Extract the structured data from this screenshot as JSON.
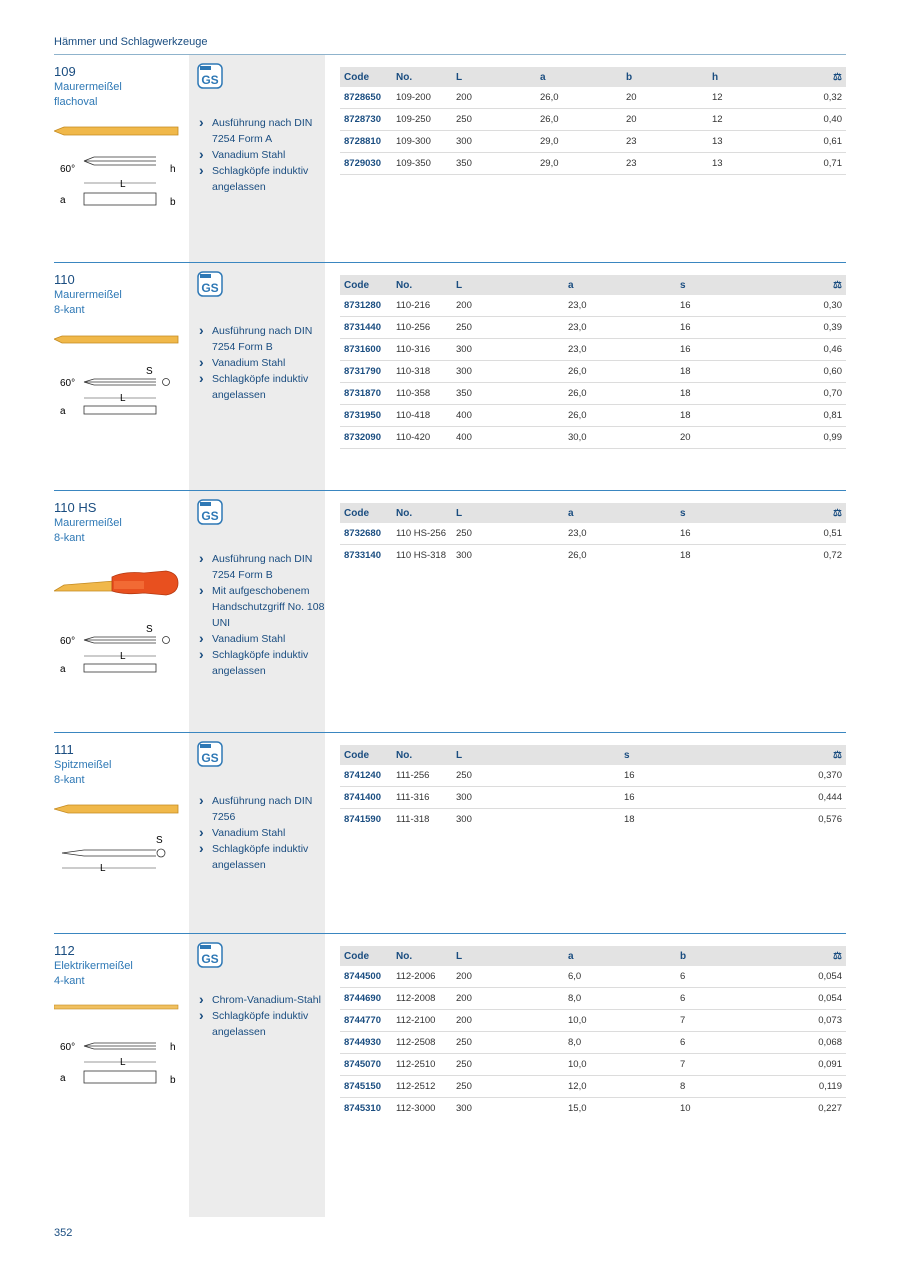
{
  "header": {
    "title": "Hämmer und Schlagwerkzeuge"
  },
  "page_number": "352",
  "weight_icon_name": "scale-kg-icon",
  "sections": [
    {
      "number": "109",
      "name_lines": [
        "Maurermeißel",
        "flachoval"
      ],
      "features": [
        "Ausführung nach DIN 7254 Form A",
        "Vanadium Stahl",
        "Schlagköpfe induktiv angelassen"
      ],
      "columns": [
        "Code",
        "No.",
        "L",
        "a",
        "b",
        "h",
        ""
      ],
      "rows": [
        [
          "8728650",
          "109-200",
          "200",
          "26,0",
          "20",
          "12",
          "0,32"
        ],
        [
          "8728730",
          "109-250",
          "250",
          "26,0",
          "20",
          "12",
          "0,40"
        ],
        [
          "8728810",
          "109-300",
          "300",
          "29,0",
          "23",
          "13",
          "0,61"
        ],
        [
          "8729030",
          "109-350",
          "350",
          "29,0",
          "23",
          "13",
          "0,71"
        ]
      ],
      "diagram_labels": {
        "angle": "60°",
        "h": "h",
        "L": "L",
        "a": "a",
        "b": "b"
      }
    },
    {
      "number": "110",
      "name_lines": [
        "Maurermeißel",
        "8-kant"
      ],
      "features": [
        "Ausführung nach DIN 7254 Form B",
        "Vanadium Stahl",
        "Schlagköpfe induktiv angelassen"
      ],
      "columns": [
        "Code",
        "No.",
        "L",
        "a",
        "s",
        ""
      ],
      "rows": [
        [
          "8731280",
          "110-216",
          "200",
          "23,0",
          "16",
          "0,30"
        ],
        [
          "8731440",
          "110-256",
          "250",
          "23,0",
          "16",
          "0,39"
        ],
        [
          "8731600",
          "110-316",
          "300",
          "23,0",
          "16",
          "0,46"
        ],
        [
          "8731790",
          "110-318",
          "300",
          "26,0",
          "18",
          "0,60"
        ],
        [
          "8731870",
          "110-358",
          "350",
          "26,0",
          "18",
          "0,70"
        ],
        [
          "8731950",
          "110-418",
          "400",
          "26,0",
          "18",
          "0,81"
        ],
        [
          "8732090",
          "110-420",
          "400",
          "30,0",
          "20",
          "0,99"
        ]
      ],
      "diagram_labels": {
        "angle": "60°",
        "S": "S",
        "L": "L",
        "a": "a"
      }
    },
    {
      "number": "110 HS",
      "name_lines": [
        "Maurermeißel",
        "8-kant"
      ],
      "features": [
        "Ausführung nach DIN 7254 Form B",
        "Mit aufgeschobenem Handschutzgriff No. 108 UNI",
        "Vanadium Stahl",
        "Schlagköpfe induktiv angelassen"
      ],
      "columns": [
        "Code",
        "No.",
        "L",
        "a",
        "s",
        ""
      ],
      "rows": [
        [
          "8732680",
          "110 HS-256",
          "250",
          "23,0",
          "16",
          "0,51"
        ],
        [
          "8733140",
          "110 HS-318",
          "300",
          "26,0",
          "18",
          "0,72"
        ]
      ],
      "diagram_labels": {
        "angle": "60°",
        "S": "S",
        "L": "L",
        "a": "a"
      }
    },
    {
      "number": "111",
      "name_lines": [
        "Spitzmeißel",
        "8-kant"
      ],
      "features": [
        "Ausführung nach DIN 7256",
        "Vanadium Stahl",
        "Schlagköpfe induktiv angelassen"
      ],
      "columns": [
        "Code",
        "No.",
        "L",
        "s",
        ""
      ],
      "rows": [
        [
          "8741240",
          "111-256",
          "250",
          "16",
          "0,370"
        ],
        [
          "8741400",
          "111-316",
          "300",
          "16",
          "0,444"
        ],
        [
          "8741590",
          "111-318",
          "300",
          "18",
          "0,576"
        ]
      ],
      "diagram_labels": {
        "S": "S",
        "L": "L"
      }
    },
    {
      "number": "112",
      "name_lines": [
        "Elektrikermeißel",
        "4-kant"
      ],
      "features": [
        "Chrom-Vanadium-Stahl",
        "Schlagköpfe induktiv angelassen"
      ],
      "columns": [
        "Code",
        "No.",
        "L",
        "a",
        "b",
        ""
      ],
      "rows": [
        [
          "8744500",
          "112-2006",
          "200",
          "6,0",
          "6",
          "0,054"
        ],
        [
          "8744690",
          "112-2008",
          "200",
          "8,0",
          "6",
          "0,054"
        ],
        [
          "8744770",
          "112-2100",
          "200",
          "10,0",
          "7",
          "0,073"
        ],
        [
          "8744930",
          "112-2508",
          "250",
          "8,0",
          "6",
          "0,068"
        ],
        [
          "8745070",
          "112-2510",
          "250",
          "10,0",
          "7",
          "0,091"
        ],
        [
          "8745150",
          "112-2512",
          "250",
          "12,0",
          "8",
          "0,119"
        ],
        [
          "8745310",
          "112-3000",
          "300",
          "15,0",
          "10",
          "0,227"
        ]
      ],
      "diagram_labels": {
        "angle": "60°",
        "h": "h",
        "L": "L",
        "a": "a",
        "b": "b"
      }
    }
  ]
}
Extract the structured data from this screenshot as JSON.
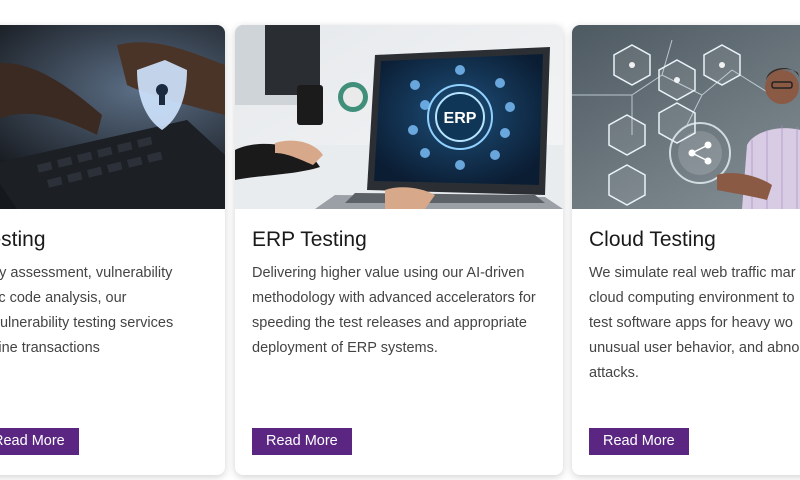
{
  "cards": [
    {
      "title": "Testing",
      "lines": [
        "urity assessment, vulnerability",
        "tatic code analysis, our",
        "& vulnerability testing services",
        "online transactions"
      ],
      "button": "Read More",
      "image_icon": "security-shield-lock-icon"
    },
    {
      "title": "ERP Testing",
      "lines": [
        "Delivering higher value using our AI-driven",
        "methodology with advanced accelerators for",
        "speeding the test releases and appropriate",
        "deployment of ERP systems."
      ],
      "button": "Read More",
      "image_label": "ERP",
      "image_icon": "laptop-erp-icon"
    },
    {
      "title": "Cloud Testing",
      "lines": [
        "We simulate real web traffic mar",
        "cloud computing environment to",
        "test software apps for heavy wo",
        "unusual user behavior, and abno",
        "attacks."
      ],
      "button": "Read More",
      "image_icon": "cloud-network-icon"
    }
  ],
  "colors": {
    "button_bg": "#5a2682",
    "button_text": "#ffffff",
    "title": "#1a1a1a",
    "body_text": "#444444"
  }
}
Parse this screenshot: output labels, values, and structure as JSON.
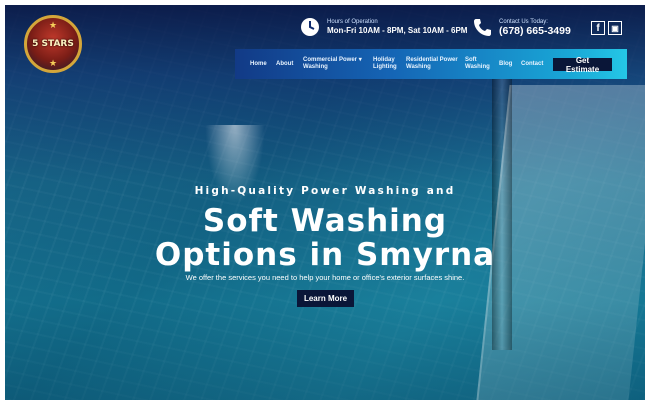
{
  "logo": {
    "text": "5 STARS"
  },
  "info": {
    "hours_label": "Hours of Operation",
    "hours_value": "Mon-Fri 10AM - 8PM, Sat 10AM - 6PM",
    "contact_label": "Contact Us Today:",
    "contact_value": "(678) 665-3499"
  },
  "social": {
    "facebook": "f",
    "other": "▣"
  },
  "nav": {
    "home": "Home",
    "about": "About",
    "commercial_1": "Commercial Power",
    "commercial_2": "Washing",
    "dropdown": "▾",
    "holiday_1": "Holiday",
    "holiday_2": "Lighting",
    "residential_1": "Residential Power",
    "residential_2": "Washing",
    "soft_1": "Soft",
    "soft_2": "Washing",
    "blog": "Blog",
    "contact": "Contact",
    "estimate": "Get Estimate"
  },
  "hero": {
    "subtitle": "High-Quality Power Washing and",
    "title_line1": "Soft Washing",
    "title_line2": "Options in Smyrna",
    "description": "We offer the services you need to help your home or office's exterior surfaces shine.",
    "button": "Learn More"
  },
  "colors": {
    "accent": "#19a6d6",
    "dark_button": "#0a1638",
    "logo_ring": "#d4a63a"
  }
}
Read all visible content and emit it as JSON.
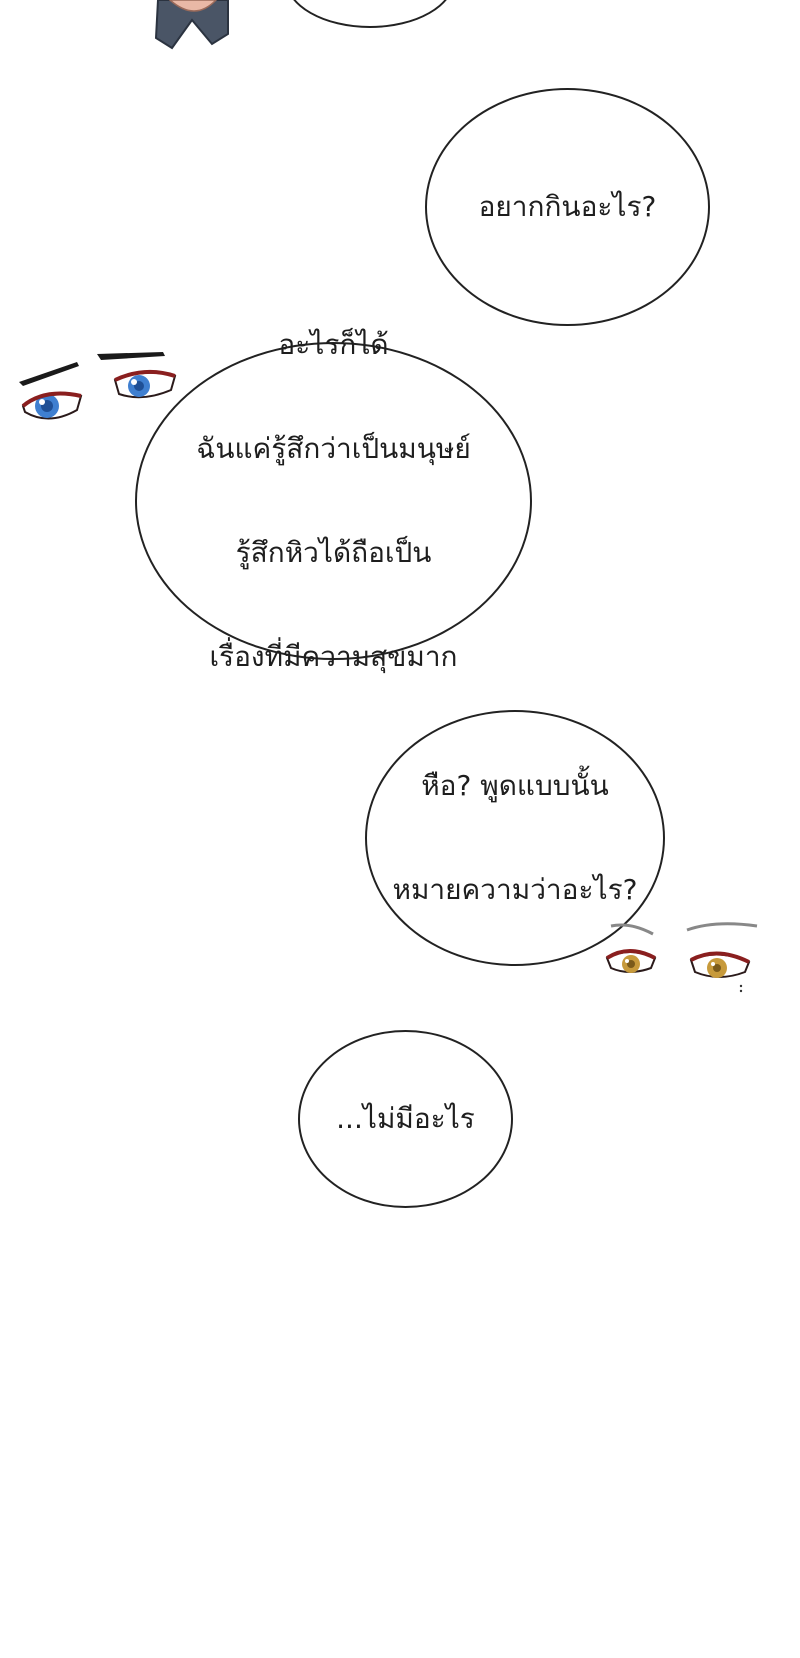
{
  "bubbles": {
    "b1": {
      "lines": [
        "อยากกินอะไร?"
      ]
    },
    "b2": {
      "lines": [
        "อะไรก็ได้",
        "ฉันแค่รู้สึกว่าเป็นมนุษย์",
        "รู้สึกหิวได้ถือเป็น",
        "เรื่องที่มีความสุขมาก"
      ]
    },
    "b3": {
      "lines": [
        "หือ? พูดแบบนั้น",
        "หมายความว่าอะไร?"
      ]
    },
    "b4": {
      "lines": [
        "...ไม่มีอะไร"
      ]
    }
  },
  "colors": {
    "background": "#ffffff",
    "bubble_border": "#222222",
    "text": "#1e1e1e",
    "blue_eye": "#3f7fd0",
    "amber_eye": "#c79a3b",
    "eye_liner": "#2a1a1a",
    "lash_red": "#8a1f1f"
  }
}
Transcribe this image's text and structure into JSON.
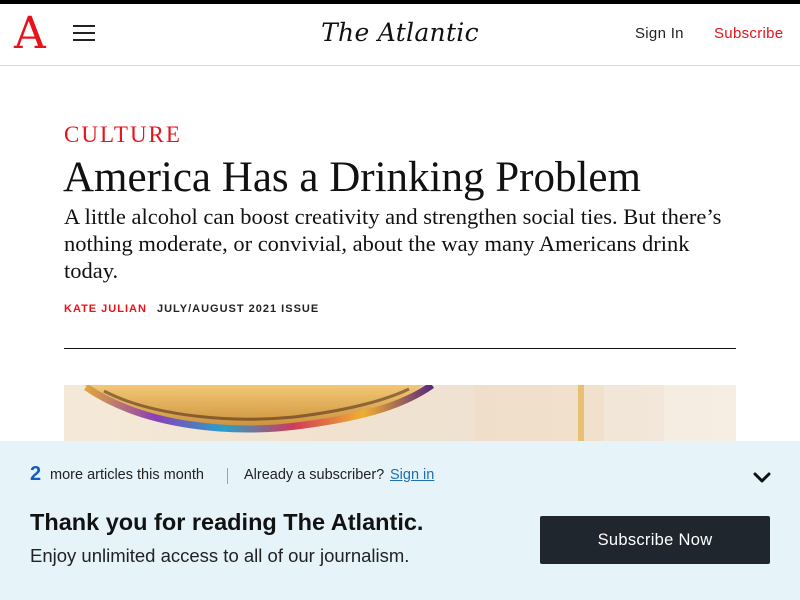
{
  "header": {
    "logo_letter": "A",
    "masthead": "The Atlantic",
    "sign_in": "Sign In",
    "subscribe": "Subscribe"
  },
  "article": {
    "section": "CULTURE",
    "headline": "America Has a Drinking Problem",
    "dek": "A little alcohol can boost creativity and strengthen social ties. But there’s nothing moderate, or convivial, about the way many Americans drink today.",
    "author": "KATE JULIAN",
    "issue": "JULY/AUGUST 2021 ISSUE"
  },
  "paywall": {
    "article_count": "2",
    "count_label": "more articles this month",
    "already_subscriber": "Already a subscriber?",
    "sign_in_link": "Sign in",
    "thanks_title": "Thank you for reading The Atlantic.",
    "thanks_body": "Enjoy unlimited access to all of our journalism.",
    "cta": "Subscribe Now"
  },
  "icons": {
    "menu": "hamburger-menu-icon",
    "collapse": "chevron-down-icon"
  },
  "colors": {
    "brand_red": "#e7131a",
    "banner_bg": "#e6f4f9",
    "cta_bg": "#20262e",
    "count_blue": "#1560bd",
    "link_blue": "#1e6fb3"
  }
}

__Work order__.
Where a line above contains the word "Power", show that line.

__Task output__.
    "commercial_1": "Commercial Power",
    "residential_1": "Residential Power",
    "subtitle": "High-Quality Power Washing and",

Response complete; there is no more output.